We are finally getting to the bottom of that mess up in Cuyahoga County:
Cuyahoga County Commissioner Jimmy Dimora on Monday accused the U.S. Department of Justice of launching its local public corruption probe two years ago in a conspiracy with Republicans to undermine the Democratic turnout for Barack Obama.
Dimora said he and his lawyers will ask the Justice Department and Congress to investigate the motives behind the corruption probe, which became public last July when FBI agents raided the commissioner's home and office and the home and office of political ally Frank Russo, the county auditor.
"This is a Republican-driven prosecution," Dimora said during a late-afternoon news conference at the county administration building. He said he believes national Republican Party strategist Karl Rove helped initiate the probe.
That's right folks, Karl Rove is behind it all.
Which makes sense if you think about it. Because Cuyuhoga County doesn't have a history of political corruption or anything. So what else could be behind this effort except the dastardly politics of the GOP.
For those of you not familiar with the story, Dimora is trying to distract from the very serious mess he finds himself in:
Dimora's remarks come weeks after federal prosecutors released documents that make it clear that prosecutors believe he and Russo are at the center of a pay-to-play political system that involves millions of dollars in public contracts.
Prosecutors did not name Dimora or Russo -- neither of whom have been charged with a crime -- but two people identified in the documents as Public Official 1 and Public Official 2 are so clearly defined that they cannot be anyone else.
The documents say the commissioner and auditor repeatedly enriched and entertained themselves with cash from businesses that received lucrative contracts.

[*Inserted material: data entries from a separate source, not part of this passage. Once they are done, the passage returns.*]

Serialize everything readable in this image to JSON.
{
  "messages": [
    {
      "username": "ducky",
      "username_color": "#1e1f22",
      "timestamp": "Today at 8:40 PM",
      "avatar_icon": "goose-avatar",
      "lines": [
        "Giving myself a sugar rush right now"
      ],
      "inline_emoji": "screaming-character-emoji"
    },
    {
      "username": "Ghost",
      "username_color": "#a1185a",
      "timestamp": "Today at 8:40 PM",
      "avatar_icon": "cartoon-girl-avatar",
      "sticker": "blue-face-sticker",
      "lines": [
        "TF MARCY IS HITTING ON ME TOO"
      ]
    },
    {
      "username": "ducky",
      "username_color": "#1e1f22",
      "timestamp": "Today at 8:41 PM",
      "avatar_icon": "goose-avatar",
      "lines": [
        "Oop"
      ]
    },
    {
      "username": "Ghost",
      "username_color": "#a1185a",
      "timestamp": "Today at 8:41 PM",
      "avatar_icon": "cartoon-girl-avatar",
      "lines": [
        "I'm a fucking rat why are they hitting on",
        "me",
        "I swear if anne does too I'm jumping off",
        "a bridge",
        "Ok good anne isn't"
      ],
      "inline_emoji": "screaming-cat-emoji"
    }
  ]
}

In one instance, prosecutors said, they swapped a government contract for a free gambling junket in Las Vegas.
The documents also say that people seeking favors from Dimora provided him with unidentified personal services.
You have to hand it to the Nixon like Dimora:
"I'm not an angel but I'm not a crook," he said. "I have not done anything that any other public official hasn't done."
Among other reasons, he said, prosecutors targeted him because of his Italian heritage and his large girth.
The last half of the first sentence really doesn't help in this case; that is a pretty low bar in Cleveland. but who knew the Feds were after over-weight Italians?
You have to think the Democrats in Ohio probably don't find this whole show all that funny. And obviously corruption is a serious issue that needs to be addressed.